There is one thing that is constant and inevitable in life, and that is change. These changes can be small but every now and again; they are major changes such as marriage, divorce, loss of a loved one, a new job, having children, going back to school, or buying a house. These transitions can uproot your world, can catch you off guard and can take their toll on your mental health. Even the really positive changes can take their toll, so it's important to know how to cope with life's big changes:
Acknowledge The Changes
Don't fight the change as this way you will only put off dealing with it. Denial is a powerful force, and it protects us in many ways. However, accepting that things are changing and dealing with it is far less stressful.
Work Out How Much You Can Control
When a big change occurs, it's important to figure out how much control over the situation you have.
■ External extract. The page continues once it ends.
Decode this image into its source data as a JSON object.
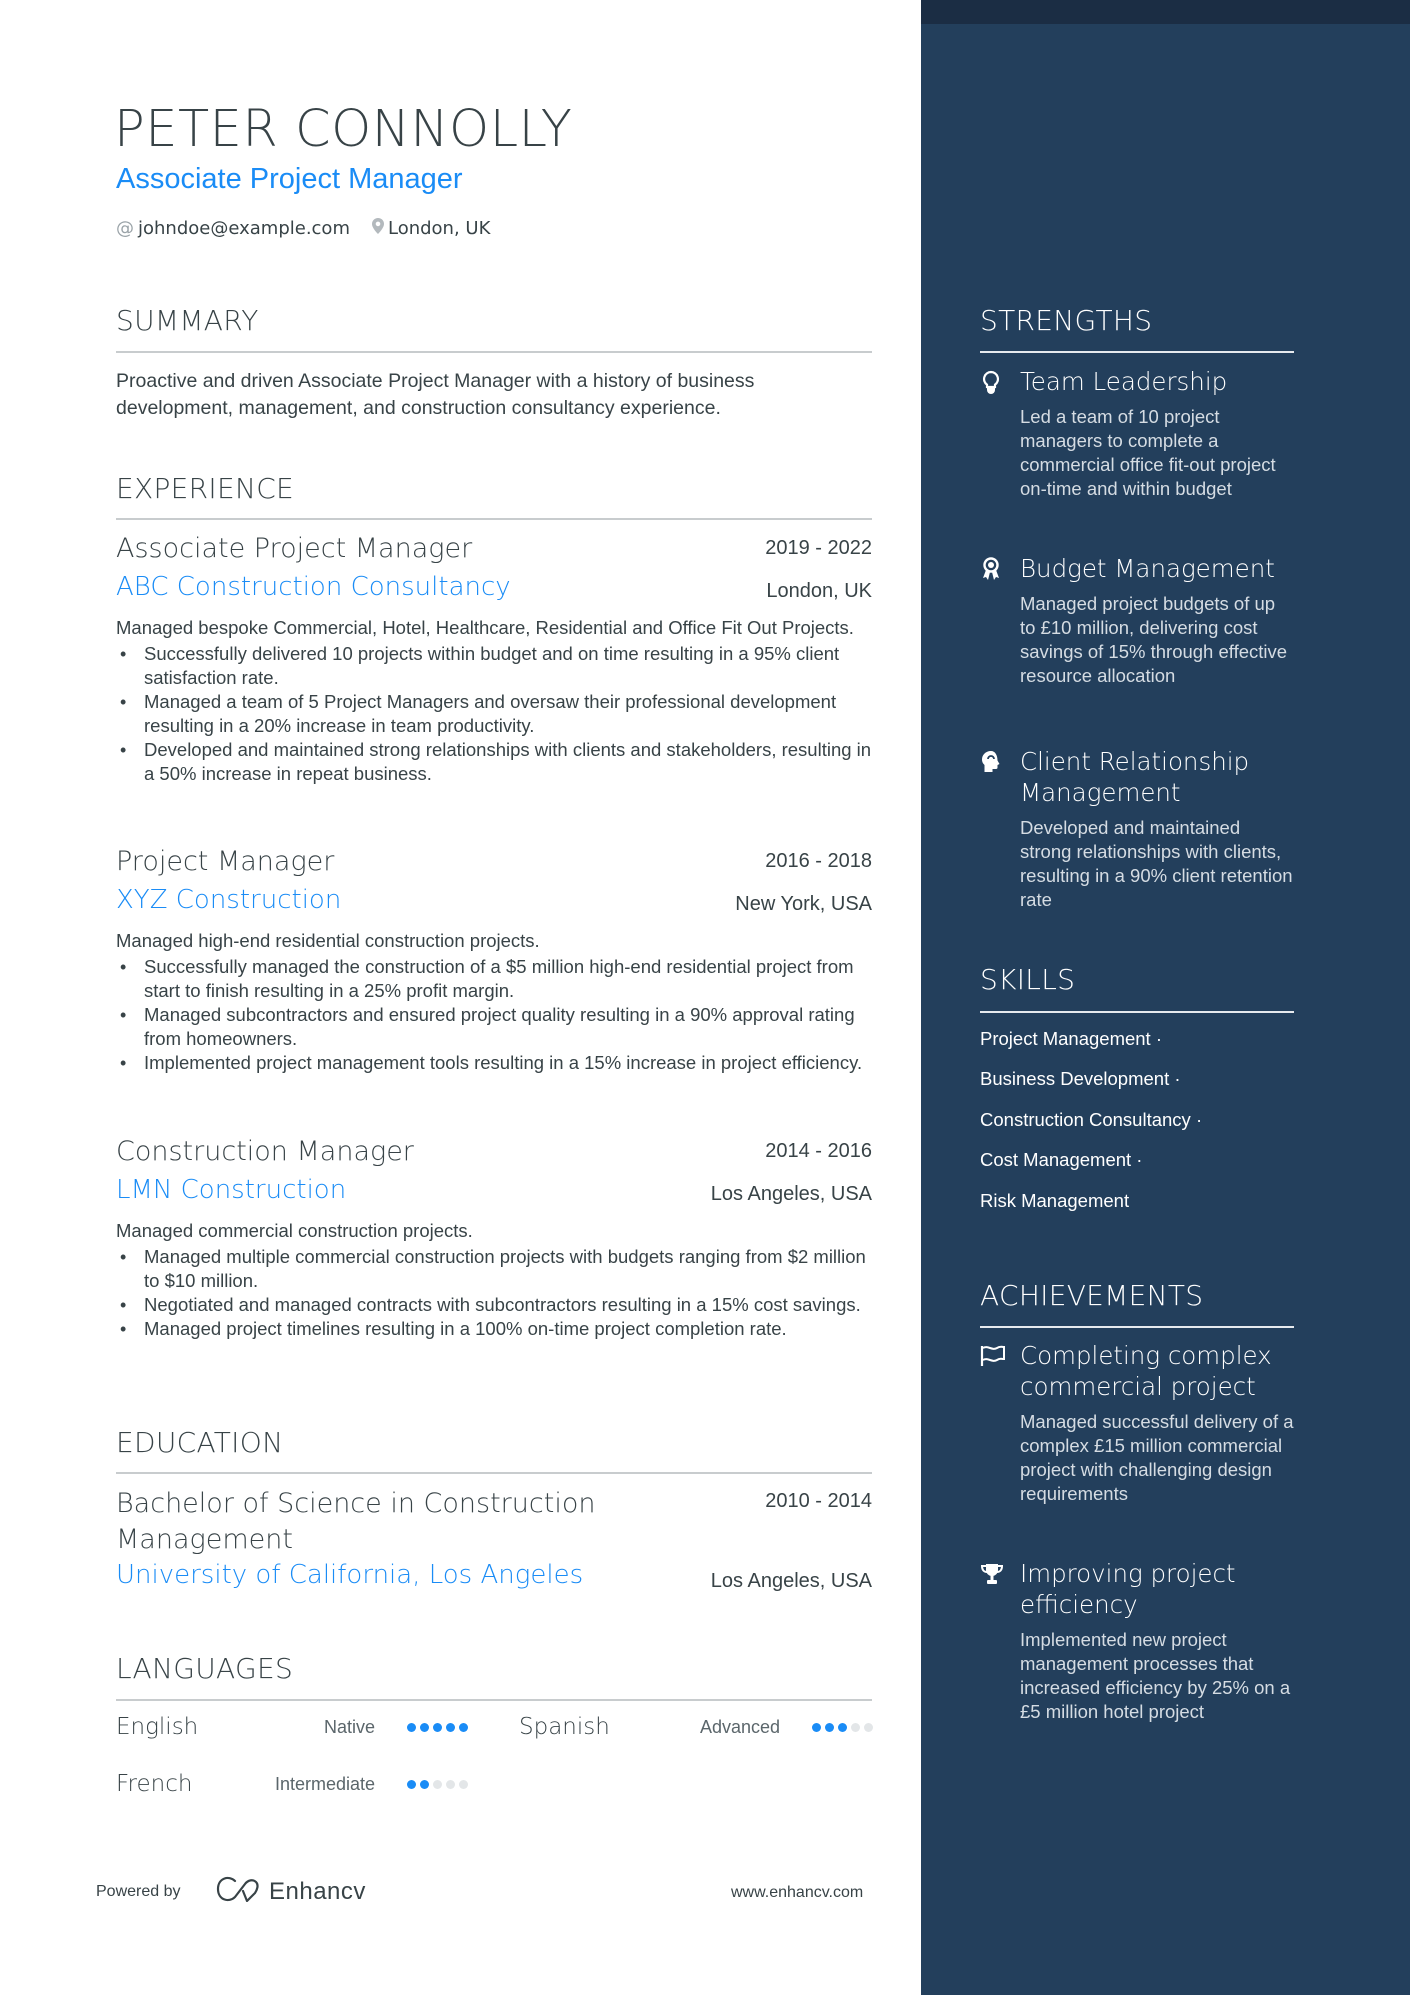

Some changes will be because of your own choice, so, for example, you can make sure you have covered everything to consider before a career change, or if you are moving home, there are checklists and other preparations you can make to make the whole thing easier.
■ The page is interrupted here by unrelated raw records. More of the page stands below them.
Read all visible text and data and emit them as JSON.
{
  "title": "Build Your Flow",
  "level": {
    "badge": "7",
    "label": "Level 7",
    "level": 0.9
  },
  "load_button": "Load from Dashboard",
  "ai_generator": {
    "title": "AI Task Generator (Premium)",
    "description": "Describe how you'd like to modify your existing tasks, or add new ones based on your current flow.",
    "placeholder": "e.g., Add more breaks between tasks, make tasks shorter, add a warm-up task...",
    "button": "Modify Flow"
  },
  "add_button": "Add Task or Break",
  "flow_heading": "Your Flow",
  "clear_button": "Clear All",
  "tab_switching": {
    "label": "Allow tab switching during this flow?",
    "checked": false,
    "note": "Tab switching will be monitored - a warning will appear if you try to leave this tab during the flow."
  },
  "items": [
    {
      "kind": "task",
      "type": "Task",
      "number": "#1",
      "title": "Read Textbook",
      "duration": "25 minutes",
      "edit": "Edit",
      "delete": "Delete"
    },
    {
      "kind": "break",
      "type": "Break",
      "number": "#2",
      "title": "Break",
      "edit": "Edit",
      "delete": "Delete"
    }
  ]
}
Remember That Stress Can Come From Good Change
Sometimes when people go through a good life change, such as graduating or having a baby, they still feel a great deal of stress. Remember that positive change can create stress as stress is your body's way of reacting to change, so it's okay to feel stressed.
Keep Up With Your Regular Schedule
It is important to stick to your regular schedule as much as possible. Having some things that stay the same, like walking the dog every morning, gives you an anchor and a reminder that some things are still the same, and it gives your brain a little bit of a rest.
Try To Eat Healthily.
When change happens, it's common to reach for carbs, the bread, muffins, cake, etc. This may be because eating carbs boosts serotonin—a brain chemical that may be somewhat depleted when you are undergoing change. It's okay to soothe yourself with comfort foods, but just make sure that it is in moderation.
Exercising two to three times a week has been found to decrease symptoms of depression significantly and even just going for a short walk can help you feel better in times of change. While it can be hard to get the motivation or to find the time, try to just get outside for ten minutes a day, and you will start to notice the benefits. Your head will be clearer, your decisions will be easier, and your stress levels will be less.
Remember that it's okay to ask for help. No matter what is going on, chances are a friend, or family member has been through the same or something similar or just from an outsider's point of view, they might be able to offer you some sound advice.